## EXERCISE GOAL
Each entry should be given again exactly, with any image left out.
%%
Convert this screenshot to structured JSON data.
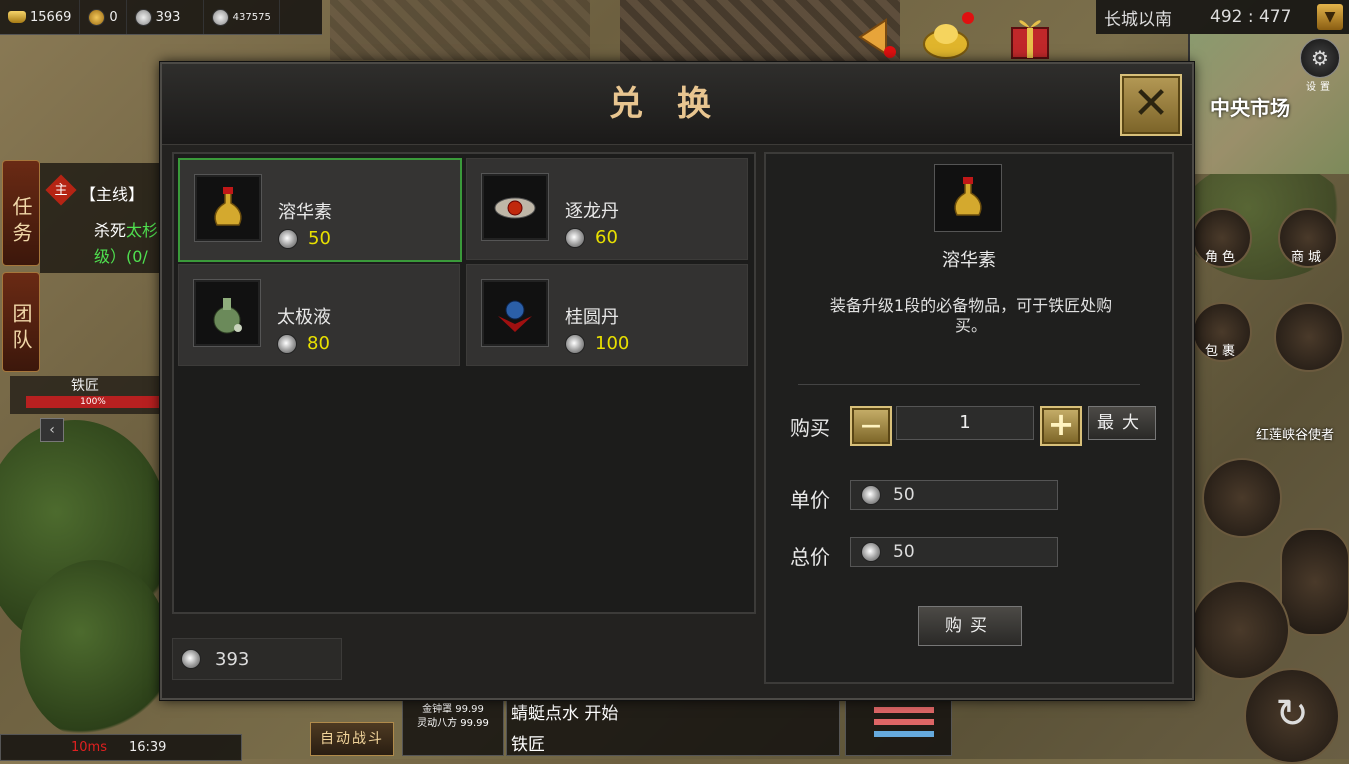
{
  "top_resources": {
    "ingot": "15669",
    "gold": "0",
    "silver": "393",
    "bound": "437575"
  },
  "location": {
    "name": "长城以南",
    "coords": "492 : 477"
  },
  "minimap": {
    "label": "中央市场",
    "settings": "设置"
  },
  "side_tabs": {
    "quest": "任务",
    "team": "团队"
  },
  "quest": {
    "badge": "主",
    "type": "【主线】",
    "line1": "杀死",
    "line1_green": "太杉",
    "line2": "级）(0/"
  },
  "npc_bar": {
    "name": "铁匠",
    "percent": "100%"
  },
  "right_buttons": {
    "role": "角色",
    "shop": "商城",
    "bag": "包裹",
    "npc": "红莲峡谷使者"
  },
  "dialog": {
    "title": "兑换",
    "items": [
      {
        "name": "溶华素",
        "price": "50"
      },
      {
        "name": "逐龙丹",
        "price": "60"
      },
      {
        "name": "太极液",
        "price": "80"
      },
      {
        "name": "桂圆丹",
        "price": "100"
      }
    ],
    "wallet": "393",
    "detail": {
      "name": "溶华素",
      "description": "装备升级1段的必备物品，可于铁匠处购买。",
      "buy_label": "购买",
      "minus": "—",
      "qty": "1",
      "plus": "+",
      "max": "最大",
      "unit_label": "单价",
      "unit_price": "50",
      "total_label": "总价",
      "total_price": "50",
      "purchase": "购买"
    }
  },
  "bottom": {
    "auto_fight": "自动战斗",
    "ping": "10ms",
    "time": "16:39",
    "chat1": "蜻蜓点水 开始",
    "chat2": "铁匠",
    "buffs": [
      "金钟罩 99.99",
      "灵动八方 99.99"
    ]
  }
}
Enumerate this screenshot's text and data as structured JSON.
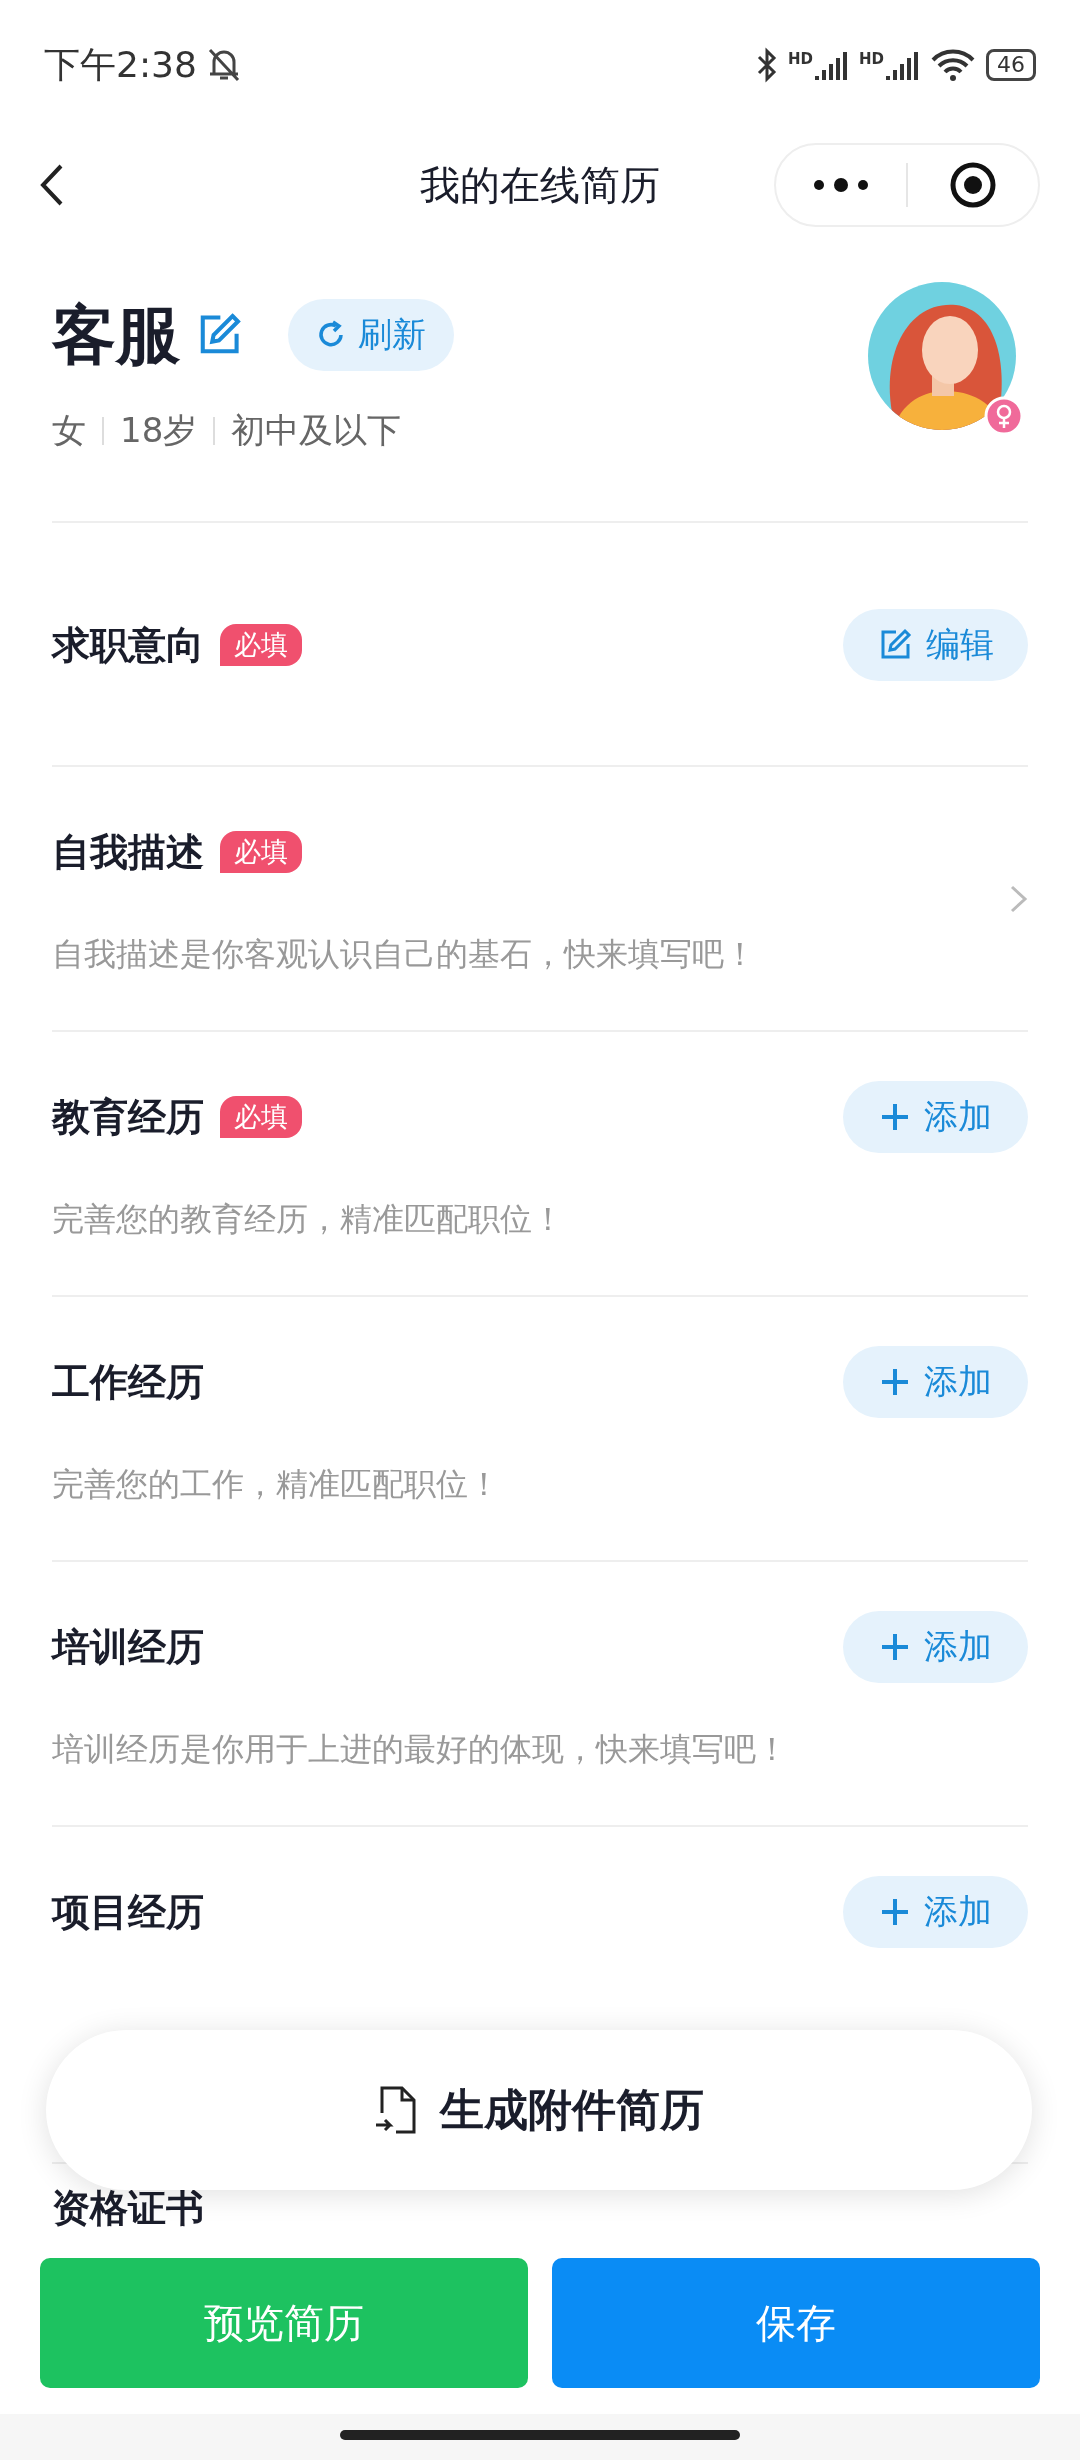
{
  "status_bar": {
    "time": "下午2:38",
    "signals": [
      {
        "label": "HD"
      },
      {
        "label": "HD"
      }
    ],
    "battery": "46"
  },
  "nav": {
    "title": "我的在线简历"
  },
  "profile": {
    "name": "客服",
    "refresh": "刷新",
    "meta": [
      "女",
      "18岁",
      "初中及以下"
    ]
  },
  "sections": [
    {
      "title": "求职意向",
      "badge": "必填",
      "kind": "edit",
      "action": "编辑"
    },
    {
      "title": "自我描述",
      "badge": "必填",
      "kind": "chevron",
      "description": "自我描述是你客观认识自己的基石，快来填写吧！"
    },
    {
      "title": "教育经历",
      "badge": "必填",
      "kind": "add",
      "action": "添加",
      "description": "完善您的教育经历，精准匹配职位！"
    },
    {
      "title": "工作经历",
      "kind": "add",
      "action": "添加",
      "description": "完善您的工作，精准匹配职位！"
    },
    {
      "title": "培训经历",
      "kind": "add",
      "action": "添加",
      "description": "培训经历是你用于上进的最好的体现，快来填写吧！"
    },
    {
      "title": "项目经历",
      "kind": "add",
      "action": "添加"
    },
    {
      "title": "资格证书",
      "kind": "none"
    }
  ],
  "floating_button": "生成附件简历",
  "bottom_buttons": [
    {
      "label": "预览简历",
      "kind": "secondary"
    },
    {
      "label": "保存",
      "kind": "primary"
    }
  ]
}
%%
## FINAL ANSWER
Convert this screenshot to structured JSON data.
{
  "top_resources": {
    "ingot": "15669",
    "gold": "0",
    "silver": "393",
    "bound": "437575"
  },
  "location": {
    "name": "长城以南",
    "coords": "492 : 477"
  },
  "minimap": {
    "label": "中央市场",
    "settings": "设置"
  },
  "side_tabs": {
    "quest": "任务",
    "team": "团队"
  },
  "quest": {
    "badge": "主",
    "type": "【主线】",
    "line1": "杀死",
    "line1_green": "太杉",
    "line2": "级）(0/"
  },
  "npc_bar": {
    "name": "铁匠",
    "percent": "100%"
  },
  "right_buttons": {
    "role": "角色",
    "shop": "商城",
    "bag": "包裹",
    "npc": "红莲峡谷使者"
  },
  "dialog": {
    "title": "兑换",
    "items": [
      {
        "name": "溶华素",
        "price": "50"
      },
      {
        "name": "逐龙丹",
        "price": "60"
      },
      {
        "name": "太极液",
        "price": "80"
      },
      {
        "name": "桂圆丹",
        "price": "100"
      }
    ],
    "wallet": "393",
    "detail": {
      "name": "溶华素",
      "description": "装备升级1段的必备物品，可于铁匠处购买。",
      "buy_label": "购买",
      "minus": "—",
      "qty": "1",
      "plus": "+",
      "max": "最大",
      "unit_label": "单价",
      "unit_price": "50",
      "total_label": "总价",
      "total_price": "50",
      "purchase": "购买"
    }
  },
  "bottom": {
    "auto_fight": "自动战斗",
    "ping": "10ms",
    "time": "16:39",
    "chat1": "蜻蜓点水 开始",
    "chat2": "铁匠",
    "buffs": [
      "金钟罩 99.99",
      "灵动八方 99.99"
    ]
  }
}
Enumerate this screenshot's text and data as structured JSON.
{
  "status_bar": {
    "time": "下午2:38",
    "signals": [
      {
        "label": "HD"
      },
      {
        "label": "HD"
      }
    ],
    "battery": "46"
  },
  "nav": {
    "title": "我的在线简历"
  },
  "profile": {
    "name": "客服",
    "refresh": "刷新",
    "meta": [
      "女",
      "18岁",
      "初中及以下"
    ]
  },
  "sections": [
    {
      "title": "求职意向",
      "badge": "必填",
      "kind": "edit",
      "action": "编辑"
    },
    {
      "title": "自我描述",
      "badge": "必填",
      "kind": "chevron",
      "description": "自我描述是你客观认识自己的基石，快来填写吧！"
    },
    {
      "title": "教育经历",
      "badge": "必填",
      "kind": "add",
      "action": "添加",
      "description": "完善您的教育经历，精准匹配职位！"
    },
    {
      "title": "工作经历",
      "kind": "add",
      "action": "添加",
      "description": "完善您的工作，精准匹配职位！"
    },
    {
      "title": "培训经历",
      "kind": "add",
      "action": "添加",
      "description": "培训经历是你用于上进的最好的体现，快来填写吧！"
    },
    {
      "title": "项目经历",
      "kind": "add",
      "action": "添加"
    },
    {
      "title": "资格证书",
      "kind": "none"
    }
  ],
  "floating_button": "生成附件简历",
  "bottom_buttons": [
    {
      "label": "预览简历",
      "kind": "secondary"
    },
    {
      "label": "保存",
      "kind": "primary"
    }
  ]
}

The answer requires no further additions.